[Recorded data]
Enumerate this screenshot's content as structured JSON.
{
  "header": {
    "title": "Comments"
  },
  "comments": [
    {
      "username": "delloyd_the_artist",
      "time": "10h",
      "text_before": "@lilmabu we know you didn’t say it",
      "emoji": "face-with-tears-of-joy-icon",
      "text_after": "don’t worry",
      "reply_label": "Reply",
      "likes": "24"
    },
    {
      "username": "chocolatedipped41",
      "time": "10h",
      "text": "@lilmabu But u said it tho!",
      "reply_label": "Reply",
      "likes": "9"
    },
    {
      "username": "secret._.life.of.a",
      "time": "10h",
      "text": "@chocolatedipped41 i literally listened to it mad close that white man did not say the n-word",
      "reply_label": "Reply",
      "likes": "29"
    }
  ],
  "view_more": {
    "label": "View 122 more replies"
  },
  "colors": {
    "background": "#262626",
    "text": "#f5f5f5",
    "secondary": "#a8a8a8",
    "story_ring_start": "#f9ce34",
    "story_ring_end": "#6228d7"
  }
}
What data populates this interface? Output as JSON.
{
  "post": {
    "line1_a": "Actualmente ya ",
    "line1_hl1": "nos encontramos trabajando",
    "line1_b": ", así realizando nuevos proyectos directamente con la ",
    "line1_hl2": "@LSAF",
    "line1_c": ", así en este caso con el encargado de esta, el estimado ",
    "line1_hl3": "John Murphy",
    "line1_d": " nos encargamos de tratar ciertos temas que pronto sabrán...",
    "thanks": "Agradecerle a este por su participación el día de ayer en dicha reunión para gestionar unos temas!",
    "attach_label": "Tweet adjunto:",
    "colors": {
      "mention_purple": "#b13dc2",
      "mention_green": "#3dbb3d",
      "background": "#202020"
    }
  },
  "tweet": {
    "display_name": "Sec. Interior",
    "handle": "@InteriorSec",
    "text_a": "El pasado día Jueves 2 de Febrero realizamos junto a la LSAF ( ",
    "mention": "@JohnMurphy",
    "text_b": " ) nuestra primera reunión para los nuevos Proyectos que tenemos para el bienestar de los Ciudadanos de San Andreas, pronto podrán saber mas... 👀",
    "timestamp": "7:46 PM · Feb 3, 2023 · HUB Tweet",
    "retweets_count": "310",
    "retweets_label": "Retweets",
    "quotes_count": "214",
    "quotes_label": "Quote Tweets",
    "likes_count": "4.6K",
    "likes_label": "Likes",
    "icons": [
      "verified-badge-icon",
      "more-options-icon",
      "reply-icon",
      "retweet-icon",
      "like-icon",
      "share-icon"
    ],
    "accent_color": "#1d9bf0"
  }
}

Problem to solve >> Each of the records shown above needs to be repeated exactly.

Expected answer >>
Enumerate this screenshot's content as structured JSON.
{
  "header": {
    "title": "Comments"
  },
  "comments": [
    {
      "username": "delloyd_the_artist",
      "time": "10h",
      "text_before": "@lilmabu we know you didn’t say it",
      "emoji": "face-with-tears-of-joy-icon",
      "text_after": "don’t worry",
      "reply_label": "Reply",
      "likes": "24"
    },
    {
      "username": "chocolatedipped41",
      "time": "10h",
      "text": "@lilmabu But u said it tho!",
      "reply_label": "Reply",
      "likes": "9"
    },
    {
      "username": "secret._.life.of.a",
      "time": "10h",
      "text": "@chocolatedipped41 i literally listened to it mad close that white man did not say the n-word",
      "reply_label": "Reply",
      "likes": "29"
    }
  ],
  "view_more": {
    "label": "View 122 more replies"
  },
  "colors": {
    "background": "#262626",
    "text": "#f5f5f5",
    "secondary": "#a8a8a8",
    "story_ring_start": "#f9ce34",
    "story_ring_end": "#6228d7"
  }
}
What data populates this interface? Output as JSON.
{
  "post": {
    "line1_a": "Actualmente ya ",
    "line1_hl1": "nos encontramos trabajando",
    "line1_b": ", así realizando nuevos proyectos directamente con la ",
    "line1_hl2": "@LSAF",
    "line1_c": ", así en este caso con el encargado de esta, el estimado ",
    "line1_hl3": "John Murphy",
    "line1_d": " nos encargamos de tratar ciertos temas que pronto sabrán...",
    "thanks": "Agradecerle a este por su participación el día de ayer en dicha reunión para gestionar unos temas!",
    "attach_label": "Tweet adjunto:",
    "colors": {
      "mention_purple": "#b13dc2",
      "mention_green": "#3dbb3d",
      "background": "#202020"
    }
  },
  "tweet": {
    "display_name": "Sec. Interior",
    "handle": "@InteriorSec",
    "text_a": "El pasado día Jueves 2 de Febrero realizamos junto a la LSAF ( ",
    "mention": "@JohnMurphy",
    "text_b": " ) nuestra primera reunión para los nuevos Proyectos que tenemos para el bienestar de los Ciudadanos de San Andreas, pronto podrán saber mas... 👀",
    "timestamp": "7:46 PM · Feb 3, 2023 · HUB Tweet",
    "retweets_count": "310",
    "retweets_label": "Retweets",
    "quotes_count": "214",
    "quotes_label": "Quote Tweets",
    "likes_count": "4.6K",
    "likes_label": "Likes",
    "icons": [
      "verified-badge-icon",
      "more-options-icon",
      "reply-icon",
      "retweet-icon",
      "like-icon",
      "share-icon"
    ],
    "accent_color": "#1d9bf0"
  }
}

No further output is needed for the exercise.